#### Assignment
Lines of the data that contain the word "メッセージ" are the ones to copy.
=== Given records ===
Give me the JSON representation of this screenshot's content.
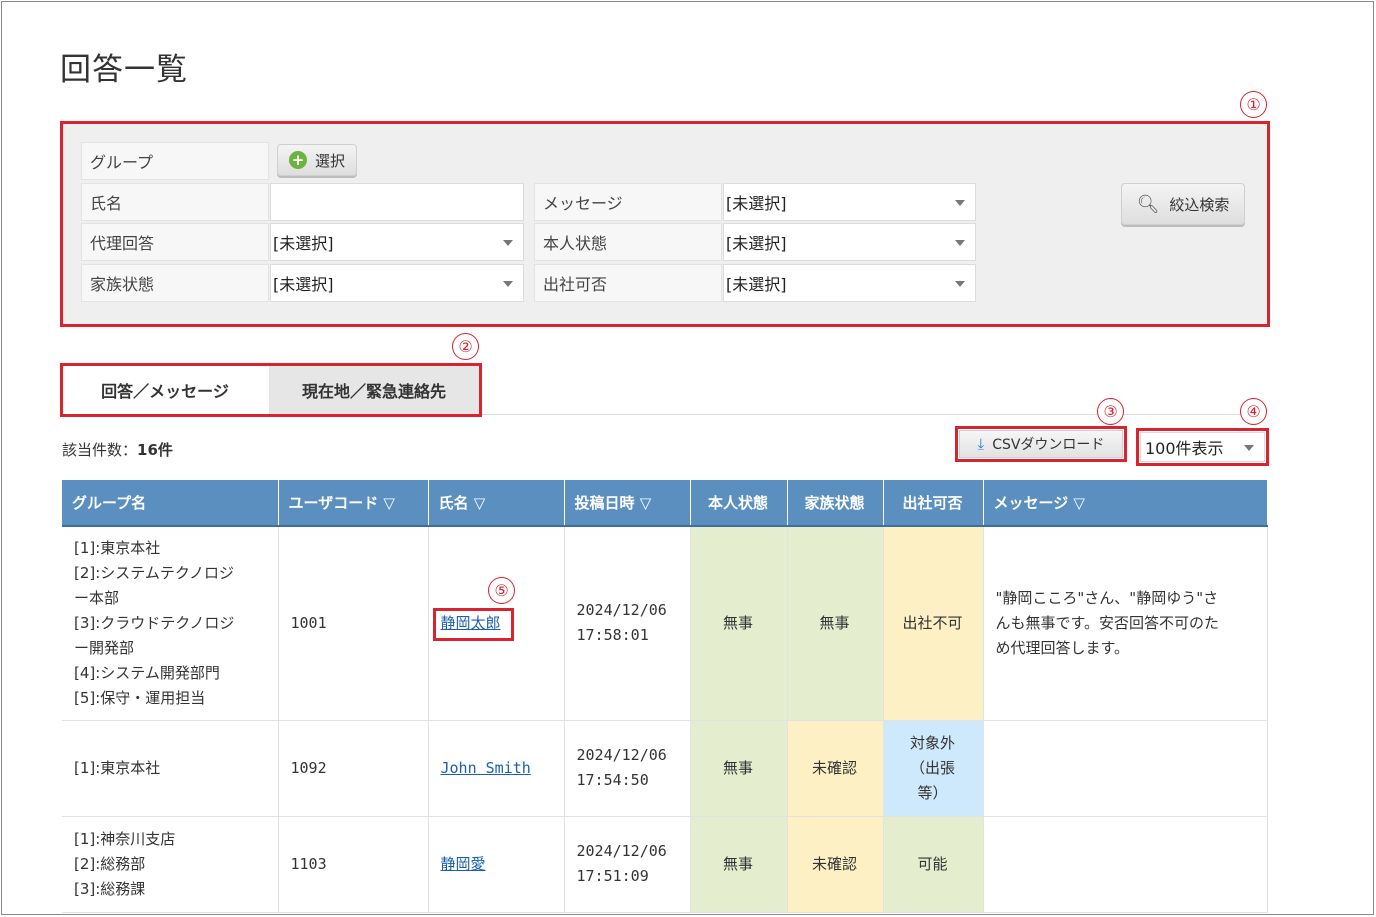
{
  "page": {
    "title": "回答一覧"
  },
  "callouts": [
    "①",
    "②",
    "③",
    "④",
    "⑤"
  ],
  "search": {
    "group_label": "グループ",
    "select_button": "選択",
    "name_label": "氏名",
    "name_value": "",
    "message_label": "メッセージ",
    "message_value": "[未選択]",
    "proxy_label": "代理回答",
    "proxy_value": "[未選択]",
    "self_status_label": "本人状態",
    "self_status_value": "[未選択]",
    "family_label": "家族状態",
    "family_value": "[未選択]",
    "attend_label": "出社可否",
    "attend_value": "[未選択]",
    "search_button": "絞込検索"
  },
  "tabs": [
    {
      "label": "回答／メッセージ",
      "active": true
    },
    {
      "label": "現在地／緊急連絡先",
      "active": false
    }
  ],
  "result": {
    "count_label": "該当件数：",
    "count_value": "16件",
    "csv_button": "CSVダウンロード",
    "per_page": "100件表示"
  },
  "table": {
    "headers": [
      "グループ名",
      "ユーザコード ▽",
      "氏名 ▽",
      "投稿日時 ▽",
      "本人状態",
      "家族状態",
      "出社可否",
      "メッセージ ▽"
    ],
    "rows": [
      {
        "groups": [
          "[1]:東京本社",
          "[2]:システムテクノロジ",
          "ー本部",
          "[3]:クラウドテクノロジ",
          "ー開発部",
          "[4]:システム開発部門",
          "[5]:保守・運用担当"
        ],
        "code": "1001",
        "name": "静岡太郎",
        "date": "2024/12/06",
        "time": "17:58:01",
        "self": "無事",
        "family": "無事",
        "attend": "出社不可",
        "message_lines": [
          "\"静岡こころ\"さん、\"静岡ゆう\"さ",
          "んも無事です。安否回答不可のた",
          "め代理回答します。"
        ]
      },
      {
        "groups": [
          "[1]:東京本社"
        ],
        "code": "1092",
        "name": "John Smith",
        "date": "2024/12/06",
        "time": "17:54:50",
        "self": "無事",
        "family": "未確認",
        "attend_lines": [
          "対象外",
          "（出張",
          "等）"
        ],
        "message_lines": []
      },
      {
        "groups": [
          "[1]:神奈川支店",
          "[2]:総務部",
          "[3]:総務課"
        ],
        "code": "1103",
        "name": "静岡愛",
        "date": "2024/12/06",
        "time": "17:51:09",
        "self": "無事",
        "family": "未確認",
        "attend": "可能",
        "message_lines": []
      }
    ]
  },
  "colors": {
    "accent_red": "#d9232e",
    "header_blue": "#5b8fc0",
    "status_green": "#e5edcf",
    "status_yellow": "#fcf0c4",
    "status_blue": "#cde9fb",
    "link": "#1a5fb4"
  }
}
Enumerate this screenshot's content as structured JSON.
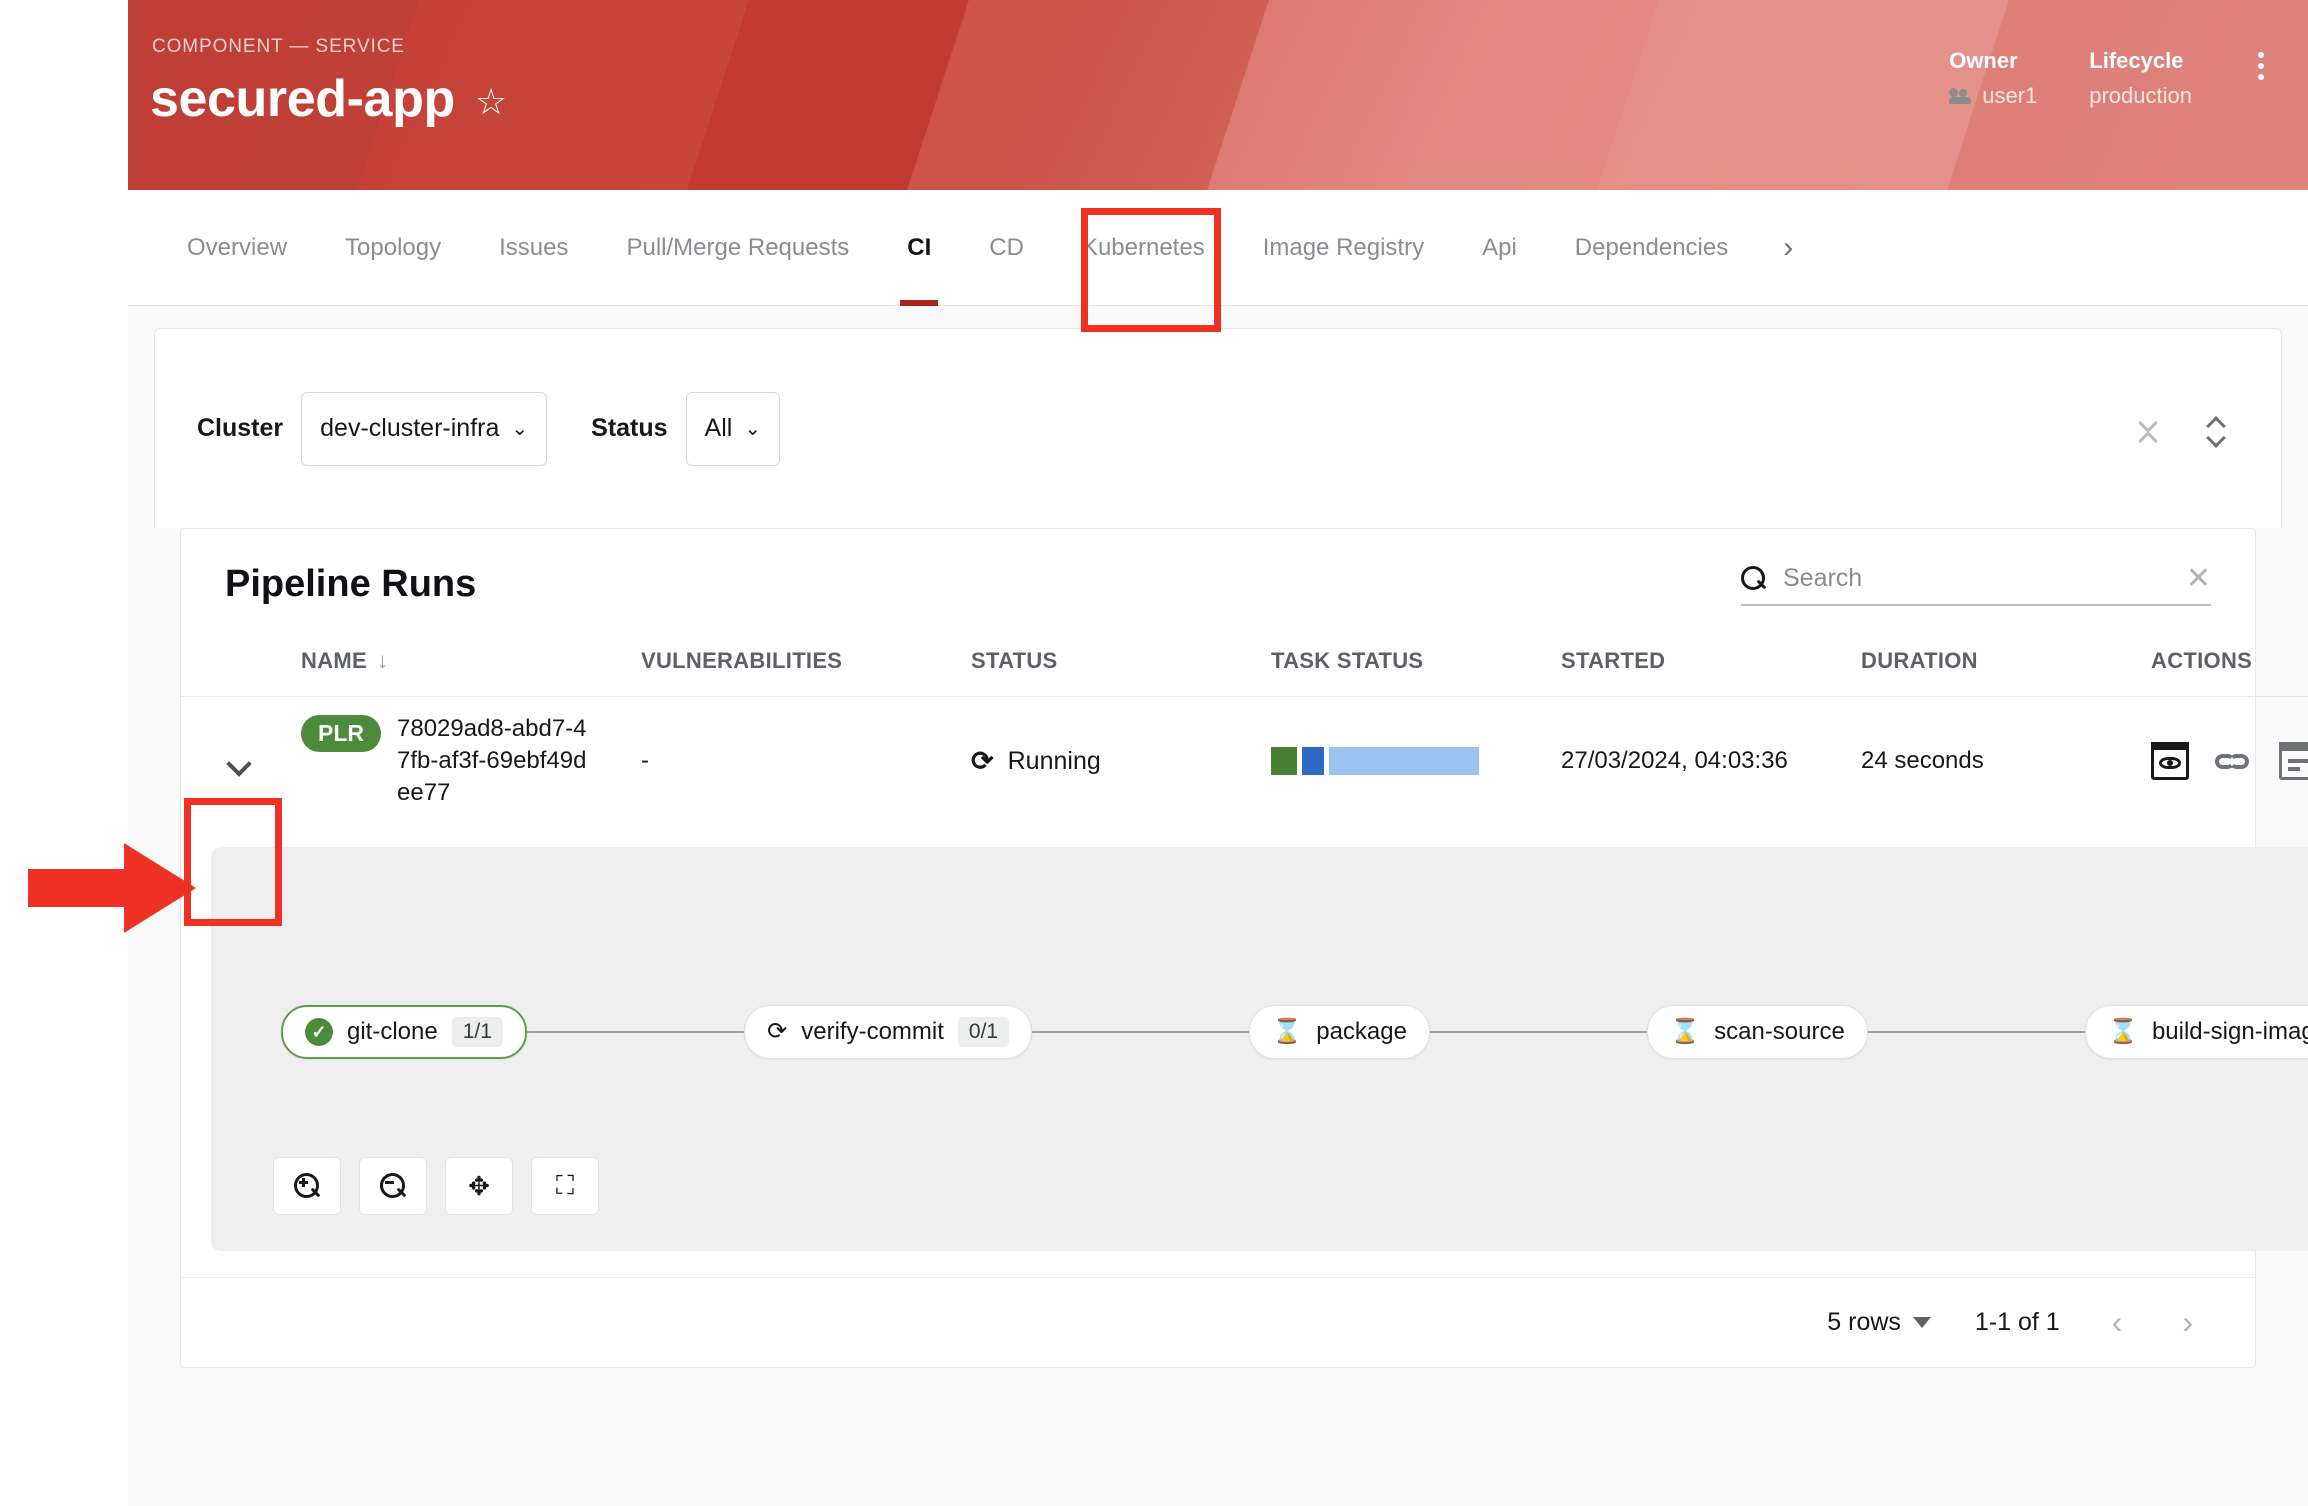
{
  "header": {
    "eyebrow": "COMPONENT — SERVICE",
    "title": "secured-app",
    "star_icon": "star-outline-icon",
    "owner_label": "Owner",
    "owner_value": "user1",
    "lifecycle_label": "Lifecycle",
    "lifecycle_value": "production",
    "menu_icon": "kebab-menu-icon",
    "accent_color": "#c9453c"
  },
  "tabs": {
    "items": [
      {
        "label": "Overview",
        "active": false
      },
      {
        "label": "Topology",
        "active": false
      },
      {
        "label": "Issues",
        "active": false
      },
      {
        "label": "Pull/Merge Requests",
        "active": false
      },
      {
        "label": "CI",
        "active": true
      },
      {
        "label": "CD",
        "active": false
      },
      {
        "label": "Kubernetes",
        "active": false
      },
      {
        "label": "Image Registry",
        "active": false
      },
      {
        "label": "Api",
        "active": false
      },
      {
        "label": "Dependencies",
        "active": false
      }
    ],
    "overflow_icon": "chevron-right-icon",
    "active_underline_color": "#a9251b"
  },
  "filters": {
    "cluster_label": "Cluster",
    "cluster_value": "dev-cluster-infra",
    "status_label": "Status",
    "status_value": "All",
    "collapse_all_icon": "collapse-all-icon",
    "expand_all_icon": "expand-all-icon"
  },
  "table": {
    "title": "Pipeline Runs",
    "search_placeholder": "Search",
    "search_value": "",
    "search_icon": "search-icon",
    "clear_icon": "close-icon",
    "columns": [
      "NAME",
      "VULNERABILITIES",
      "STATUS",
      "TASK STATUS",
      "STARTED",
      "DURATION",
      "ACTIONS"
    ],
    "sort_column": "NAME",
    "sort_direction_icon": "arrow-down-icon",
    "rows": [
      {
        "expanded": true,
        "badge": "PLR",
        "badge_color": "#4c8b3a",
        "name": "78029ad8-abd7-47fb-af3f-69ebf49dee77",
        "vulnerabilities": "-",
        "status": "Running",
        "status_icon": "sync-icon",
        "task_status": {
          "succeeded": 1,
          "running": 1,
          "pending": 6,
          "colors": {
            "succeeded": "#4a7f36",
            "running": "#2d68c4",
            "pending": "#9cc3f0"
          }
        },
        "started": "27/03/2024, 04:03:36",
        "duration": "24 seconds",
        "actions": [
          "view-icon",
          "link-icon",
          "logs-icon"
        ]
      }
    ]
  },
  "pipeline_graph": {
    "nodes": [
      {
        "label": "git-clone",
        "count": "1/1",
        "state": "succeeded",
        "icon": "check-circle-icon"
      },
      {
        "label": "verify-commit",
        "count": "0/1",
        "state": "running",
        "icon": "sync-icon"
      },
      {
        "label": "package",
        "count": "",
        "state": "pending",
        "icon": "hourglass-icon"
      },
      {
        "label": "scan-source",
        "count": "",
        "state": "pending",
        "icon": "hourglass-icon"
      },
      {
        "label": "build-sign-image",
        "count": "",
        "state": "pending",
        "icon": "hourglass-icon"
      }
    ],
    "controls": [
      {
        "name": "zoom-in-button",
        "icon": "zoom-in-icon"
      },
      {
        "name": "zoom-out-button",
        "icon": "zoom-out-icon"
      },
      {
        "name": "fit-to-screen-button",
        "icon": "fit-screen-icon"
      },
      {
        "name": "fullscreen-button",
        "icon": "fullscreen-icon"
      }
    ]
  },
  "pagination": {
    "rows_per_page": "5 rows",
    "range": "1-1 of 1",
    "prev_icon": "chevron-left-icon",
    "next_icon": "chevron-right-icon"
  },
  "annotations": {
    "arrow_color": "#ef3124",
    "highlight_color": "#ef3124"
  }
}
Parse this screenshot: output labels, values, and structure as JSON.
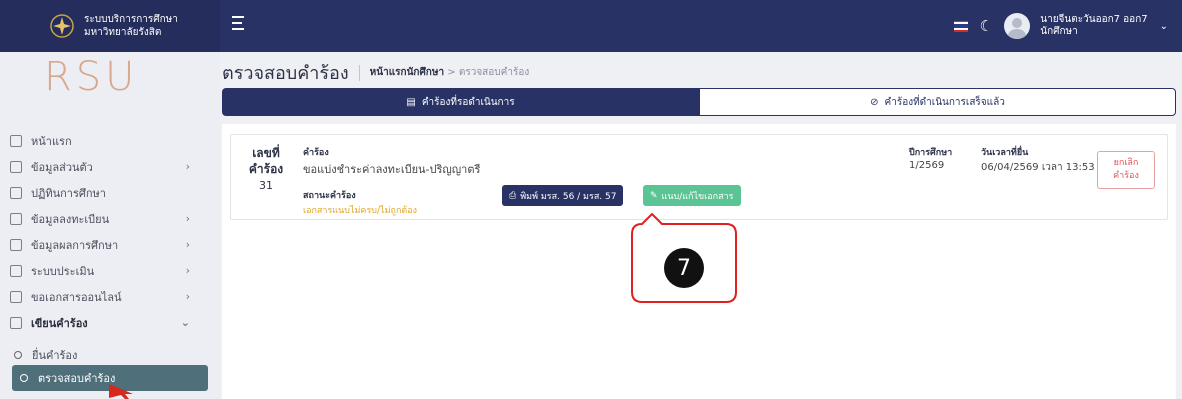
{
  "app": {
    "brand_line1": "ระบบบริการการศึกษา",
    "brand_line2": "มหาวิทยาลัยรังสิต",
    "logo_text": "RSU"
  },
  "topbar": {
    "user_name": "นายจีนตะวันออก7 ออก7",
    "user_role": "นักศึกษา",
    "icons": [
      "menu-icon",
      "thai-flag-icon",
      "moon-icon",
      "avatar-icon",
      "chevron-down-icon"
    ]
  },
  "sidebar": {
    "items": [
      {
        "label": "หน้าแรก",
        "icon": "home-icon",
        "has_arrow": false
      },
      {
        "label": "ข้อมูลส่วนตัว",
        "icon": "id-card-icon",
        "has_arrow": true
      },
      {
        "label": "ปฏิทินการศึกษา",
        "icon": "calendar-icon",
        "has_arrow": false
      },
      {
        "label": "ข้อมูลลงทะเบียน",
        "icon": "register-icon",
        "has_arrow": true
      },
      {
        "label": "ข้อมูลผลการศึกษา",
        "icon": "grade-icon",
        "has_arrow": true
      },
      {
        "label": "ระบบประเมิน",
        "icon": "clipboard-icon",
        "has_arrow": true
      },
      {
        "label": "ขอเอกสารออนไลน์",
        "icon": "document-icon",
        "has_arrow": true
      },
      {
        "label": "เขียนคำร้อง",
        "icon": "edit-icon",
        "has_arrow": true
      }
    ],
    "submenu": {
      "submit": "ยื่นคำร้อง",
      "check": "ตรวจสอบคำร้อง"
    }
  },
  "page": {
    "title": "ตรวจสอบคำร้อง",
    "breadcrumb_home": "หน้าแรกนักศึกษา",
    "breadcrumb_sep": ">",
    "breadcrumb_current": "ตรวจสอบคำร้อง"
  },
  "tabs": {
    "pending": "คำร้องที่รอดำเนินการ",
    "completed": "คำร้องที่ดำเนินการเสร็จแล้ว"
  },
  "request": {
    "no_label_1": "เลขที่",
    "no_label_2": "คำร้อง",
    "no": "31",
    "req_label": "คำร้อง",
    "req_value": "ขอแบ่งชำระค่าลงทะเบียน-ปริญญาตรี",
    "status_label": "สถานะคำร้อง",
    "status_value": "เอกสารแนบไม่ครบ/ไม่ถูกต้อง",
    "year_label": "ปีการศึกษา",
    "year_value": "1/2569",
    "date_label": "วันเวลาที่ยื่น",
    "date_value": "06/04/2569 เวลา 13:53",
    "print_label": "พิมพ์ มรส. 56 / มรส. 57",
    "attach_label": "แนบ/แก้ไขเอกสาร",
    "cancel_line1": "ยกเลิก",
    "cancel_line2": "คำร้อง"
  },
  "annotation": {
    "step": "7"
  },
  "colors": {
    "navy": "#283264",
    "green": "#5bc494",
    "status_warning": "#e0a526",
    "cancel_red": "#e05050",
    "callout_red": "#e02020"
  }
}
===
#### Written answer
    "message_label": "メッセージ",
      "label": "回答／メッセージ",
      "メッセージ ▽"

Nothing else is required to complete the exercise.